I’m going to call this, “How Not to Teach Writing to Enthusiastic Young Writers.”

When I was in high school, my school required that we take two English classes each semester. One was strictly for literature, and the other was something we called GVC – grammar, vocabulary, and composition.  We had different teachers for different portions of the GVC course, and a teacher I had had several times before drew the composition course this particular year. She wasn’t a bad teacher, but she was stuck teaching composition to group of adolescents whether they wanted to learn it or not. As far as I know, the teacher was not a writer herself, and she taught writing the way the book said to teach it, according to the general wisdom of high school writing instruction.

I had enjoyed writing fanciful little stories off and on, most of which had been well-received by family and teachers, and I was looking forward to a class on writing.

One day we were in class, and she was expounding on writing topics. “Write what you know!” she said, “Always write what you know!

Now, for a class of adolescents with little-to-no life experience, this is incredibly limiting. What do you write about? Teen-age angst? A part-time job? Hanging out with friends? Even a young person with significant life experiences may not recognize these experiences as something to write about, or if they do, the experiences may not be something they really want to re-live and share with the world.

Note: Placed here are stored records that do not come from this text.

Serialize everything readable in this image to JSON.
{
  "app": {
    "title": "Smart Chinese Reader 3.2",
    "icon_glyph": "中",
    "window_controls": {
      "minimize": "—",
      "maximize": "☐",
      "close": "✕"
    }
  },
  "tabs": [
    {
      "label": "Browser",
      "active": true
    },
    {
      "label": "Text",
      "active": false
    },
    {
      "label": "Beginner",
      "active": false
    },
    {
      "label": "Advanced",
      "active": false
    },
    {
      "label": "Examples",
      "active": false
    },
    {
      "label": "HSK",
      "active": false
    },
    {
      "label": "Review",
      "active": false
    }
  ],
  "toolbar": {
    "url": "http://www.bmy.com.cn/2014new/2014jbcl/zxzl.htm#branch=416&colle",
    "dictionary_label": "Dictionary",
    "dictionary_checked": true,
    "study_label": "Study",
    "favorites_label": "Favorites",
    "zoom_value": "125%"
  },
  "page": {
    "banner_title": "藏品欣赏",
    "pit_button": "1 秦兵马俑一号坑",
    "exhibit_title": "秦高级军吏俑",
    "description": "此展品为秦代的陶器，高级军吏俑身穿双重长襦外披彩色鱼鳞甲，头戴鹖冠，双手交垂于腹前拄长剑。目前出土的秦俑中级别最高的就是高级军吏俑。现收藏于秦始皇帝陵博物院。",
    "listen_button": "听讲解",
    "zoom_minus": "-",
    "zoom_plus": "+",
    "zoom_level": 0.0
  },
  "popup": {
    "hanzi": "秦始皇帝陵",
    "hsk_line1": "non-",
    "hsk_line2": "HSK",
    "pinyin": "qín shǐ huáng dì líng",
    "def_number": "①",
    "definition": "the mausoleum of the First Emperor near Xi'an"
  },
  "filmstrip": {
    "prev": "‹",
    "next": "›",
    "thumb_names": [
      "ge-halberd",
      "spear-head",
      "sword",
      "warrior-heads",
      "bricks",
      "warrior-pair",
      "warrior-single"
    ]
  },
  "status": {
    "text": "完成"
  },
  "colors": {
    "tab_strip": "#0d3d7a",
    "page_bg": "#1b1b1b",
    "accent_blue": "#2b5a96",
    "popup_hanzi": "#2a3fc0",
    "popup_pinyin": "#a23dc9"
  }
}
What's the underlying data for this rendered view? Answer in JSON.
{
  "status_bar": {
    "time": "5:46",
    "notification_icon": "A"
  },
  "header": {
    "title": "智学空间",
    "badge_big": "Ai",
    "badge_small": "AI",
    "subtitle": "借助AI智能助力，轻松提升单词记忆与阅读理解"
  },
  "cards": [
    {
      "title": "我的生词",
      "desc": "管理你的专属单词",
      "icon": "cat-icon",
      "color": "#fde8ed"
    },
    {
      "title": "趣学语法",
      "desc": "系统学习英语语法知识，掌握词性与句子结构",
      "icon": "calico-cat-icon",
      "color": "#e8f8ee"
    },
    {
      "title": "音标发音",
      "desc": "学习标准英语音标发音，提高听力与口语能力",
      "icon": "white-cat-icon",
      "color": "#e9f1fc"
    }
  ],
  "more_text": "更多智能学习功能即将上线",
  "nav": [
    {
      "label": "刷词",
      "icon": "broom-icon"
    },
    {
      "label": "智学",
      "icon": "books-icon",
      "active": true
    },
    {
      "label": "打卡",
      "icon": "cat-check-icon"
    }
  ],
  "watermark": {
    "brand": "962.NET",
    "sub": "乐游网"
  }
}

I knew that this was a problem for me, personally. My mind raced, trying to think of what I could write about. I was the only child of older parents, lived in a small Southern town, went to a small school, and most of the semi-interesting stuff in my life was pretty much the same stuff that my peers had experienced, or things that I wasn’t interested in dealing with in writing. In short – boring and very, very limited.

But I was never without my imagination. I had recently read about a street scene from the early 1900’s, full of street vendors and activity. This had completely captured my imagination. So I raised my hand and asked, “But what if we want to write about a street full of street vendors?”

The teacher laughed.

Then she replied, still laughing, “What would YOU know about street vendors?”

The class laughed with her. One boy, who was a particular thorn in my side throughout middle school and high school, turned around and smirked at me. “Yeah, Jane, what would YOU know about that?”

Face burning, I had no answer. I did NOT say what was in my mind, “But I’ve read lots of books where the author couldn’t have actually experienced what they wrote about.” Instead, I sat there while they laughed, afraid to say anything else.

And I let that dictate my writing for next 30 years. I wrote very little over that time.

As an adult, I can see beyond the apparent limits of this phrase, and can agree with it, if you expand on the meaning of the word “know.” At that time, I could not see how this could be expanded – and apparently, neither could my teacher.

Here is what I think:  “Writing what you know” isn’t meant to limit a writer to their own personal life experiences.

You can know something by researching it thoroughly – thus is born historical fiction.

You can know something by interviewing someone who has experienced it; this is another form of research.

You can know something by creating the entire world for yourself – and this can apply to all genres of fiction. If you mix that with research, you have endless possibilities, including streets full of street vendors. Speculative fiction, both science fiction and fantasy, relies heavily on this last method. Tolkien created huge amounts of back story, including an entire language, for The Hobbit and The Lord of the Rings trilogy. He knew his world thoroughly.

Maybe it should be “know what you write” rather than “write what you know.”

So what could my teacher have said all those years ago that wouldn’t have left me afraid to try my literary wings? She might have said, “Can you research that and come up with something?” Or she might have said, “Give it a try,” and let me see what I could do with the idea without research, and then steered me in the direction of the library to fill the gaps.

Either way, I would have expanded my world and improved my writing abilities, and so would my classmates. How many writers could she have inspired that day, had she looked beyond the apparent limits of popular pedagogy?